Angry residents said they'd band together and park cars in the way of city workers trying to lay down chip seal during the coming construction season.
"If you can't pave us, leave us as we are," several residents said, sharing tales of how the residual pebbles pose hazards in their neighborhoods.
Chip seal is a pavement surface treatment that is commonly used on roads with lower traffic volumes. It is less expensive than asphalt, but does not last as long and may eventually break down into small pieces of aggregate that can pose a nuisance.
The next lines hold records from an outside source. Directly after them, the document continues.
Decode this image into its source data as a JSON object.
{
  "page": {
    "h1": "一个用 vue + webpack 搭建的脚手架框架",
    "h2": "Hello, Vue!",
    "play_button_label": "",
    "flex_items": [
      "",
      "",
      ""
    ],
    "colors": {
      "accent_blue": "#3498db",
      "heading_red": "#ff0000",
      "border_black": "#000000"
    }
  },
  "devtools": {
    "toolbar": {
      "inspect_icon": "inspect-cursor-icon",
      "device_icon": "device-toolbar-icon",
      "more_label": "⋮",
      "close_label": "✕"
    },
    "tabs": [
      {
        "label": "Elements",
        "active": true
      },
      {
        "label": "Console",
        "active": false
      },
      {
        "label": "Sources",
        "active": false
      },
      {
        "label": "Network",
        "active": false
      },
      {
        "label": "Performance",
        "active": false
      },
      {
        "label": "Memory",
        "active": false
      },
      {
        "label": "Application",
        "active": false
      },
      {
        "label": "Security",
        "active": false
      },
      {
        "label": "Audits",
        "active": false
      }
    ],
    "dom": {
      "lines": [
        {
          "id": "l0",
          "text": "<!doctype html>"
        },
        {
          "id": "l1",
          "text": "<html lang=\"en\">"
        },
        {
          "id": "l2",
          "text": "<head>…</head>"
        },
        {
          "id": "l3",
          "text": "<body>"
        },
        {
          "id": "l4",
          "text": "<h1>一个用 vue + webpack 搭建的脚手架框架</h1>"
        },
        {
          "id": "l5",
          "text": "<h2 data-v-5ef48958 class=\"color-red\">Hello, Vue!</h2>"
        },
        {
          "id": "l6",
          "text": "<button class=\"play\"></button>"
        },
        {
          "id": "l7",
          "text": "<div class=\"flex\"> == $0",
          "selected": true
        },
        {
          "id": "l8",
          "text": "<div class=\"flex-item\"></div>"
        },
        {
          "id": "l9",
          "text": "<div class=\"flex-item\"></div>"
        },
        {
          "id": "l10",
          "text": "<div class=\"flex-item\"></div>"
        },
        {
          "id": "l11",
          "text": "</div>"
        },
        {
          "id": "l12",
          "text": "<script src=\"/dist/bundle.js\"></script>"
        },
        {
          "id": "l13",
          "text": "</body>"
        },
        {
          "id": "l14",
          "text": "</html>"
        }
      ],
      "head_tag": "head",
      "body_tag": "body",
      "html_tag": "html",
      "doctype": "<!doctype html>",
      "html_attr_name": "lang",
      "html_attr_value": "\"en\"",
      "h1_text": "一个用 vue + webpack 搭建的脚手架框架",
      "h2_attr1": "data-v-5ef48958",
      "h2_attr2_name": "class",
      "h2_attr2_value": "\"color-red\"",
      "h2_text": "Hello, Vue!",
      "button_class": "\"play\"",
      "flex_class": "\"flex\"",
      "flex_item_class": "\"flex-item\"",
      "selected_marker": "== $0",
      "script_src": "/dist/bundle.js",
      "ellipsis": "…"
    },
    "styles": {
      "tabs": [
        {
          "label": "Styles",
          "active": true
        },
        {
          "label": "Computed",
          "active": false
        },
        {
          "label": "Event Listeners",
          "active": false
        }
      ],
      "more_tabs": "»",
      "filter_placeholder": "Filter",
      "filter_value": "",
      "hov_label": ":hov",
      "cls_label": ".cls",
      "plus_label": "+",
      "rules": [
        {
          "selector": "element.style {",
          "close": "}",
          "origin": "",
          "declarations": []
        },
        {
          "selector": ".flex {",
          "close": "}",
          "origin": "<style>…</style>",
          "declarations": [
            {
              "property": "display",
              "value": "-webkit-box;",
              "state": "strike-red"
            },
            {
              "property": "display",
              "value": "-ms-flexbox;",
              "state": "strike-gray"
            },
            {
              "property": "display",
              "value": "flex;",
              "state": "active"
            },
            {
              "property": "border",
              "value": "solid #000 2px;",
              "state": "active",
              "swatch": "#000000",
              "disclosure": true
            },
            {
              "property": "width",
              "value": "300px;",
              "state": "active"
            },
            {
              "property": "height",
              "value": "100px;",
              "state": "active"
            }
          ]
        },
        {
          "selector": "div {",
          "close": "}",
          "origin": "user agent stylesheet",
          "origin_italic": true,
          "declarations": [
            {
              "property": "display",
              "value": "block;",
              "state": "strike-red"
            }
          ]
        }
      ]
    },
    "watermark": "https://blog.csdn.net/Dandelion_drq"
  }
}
The residents who attended Tuesday's City Council meeting said as the seal breaks down, the pebbles cause children to slip and fall, embed themselves into canine paws and destroy lawns.
"It's like getting splashed with water but with stones when cars go by," said Chris Eastwood, describing his experience as he walks with his children along Kittredge Road.
The petition to discontinue the practice on accepted city streets passed 7-4, with Ward 2 Councilor Kevin Morandi, Ward 7 Councilor Anthony Simonelli, and Councilors at Large Melissa Mazzeo and Earl Persip voting against.
Supporters of the process said chip sealing offers an important alternative in the event the city can't afford a full milling and paving job.
"We don't like chip seal per se, but it does serve a purpose," Simonelli said.
But opponents said the treatment is an inferior product that doesn't last as long and creates tension between neighborhoods that get chip sealed and those that see a full repaving.
Ward 1 Councilor Helen Moon said she was committed to helping the many constituents incensed about "chips" littering their neighborhoods.
"The feedback has all been the same," she said.
The approved petition isn't binding law, councilors noted, meaning the administration could choose not to honor it. Mayor Linda Tyer, however, spoke in favor of borrowing more for paving to prevent the unequal treatment of roads.
"What quagmire will we create for you in the plan moving forward?" Ward 5 Councilor Donna Todd Rivers asked Public Services Commissioner David Turocy of the ban.
Turocy said he tries to do 10 miles of road work each year so as not to fall behind.
"Right now the only way I can get there is doing some chip sealing," he said. "I'm falling behind each year."
To honor the ban, Turocy said he'd have to rebid summer road work and would likely not get to all the roads scheduled for the coming season. Typically, Turocy said he decides which roads get chip sealed or fully repaved based on traffic. He said residential roads usually get the former, while heavier trafficked ones get the latter.
He'll need $4 million over the next two years to fulfill the department's roadwork schedule without chip sealing, Turocy said.
Ward 4 Councilor Chris Connell argued investing in a quality product at the front end — meaning a full-fledged milling and paving of the surface — will result in a street requiring less frequent maintenance. Still, Connell said he'd only approve of appropriating a "marginal amount more" this year in capital funds for road work.
"It's a balancing act, but I think it can be accomplished," he said.
Mazzeo expressed concern about banning chip seal before reviewing the budget in detail and knowing how much more money, if any, the council is willing to put toward city roads.
"I just think we need to be really careful what we wish for," she said. "We do not live in a perfect world and we are really strapped for cash."
The council will consider the budget in a series of hearings beginning at 7 p.m. Wednesday in the library of Pittsfield High School.
In response to some who said during public comment they'd park cars to block chip sealing in progress, Ward 6 Councilor John Krol told his colleagues, "We don't want that."
"The people of Pittsfield deserve better than this product," he said.
Amanda Drane can be contacted at firstname.lastname@example.org, @amandadrane on Twitter, and 413-496-6296.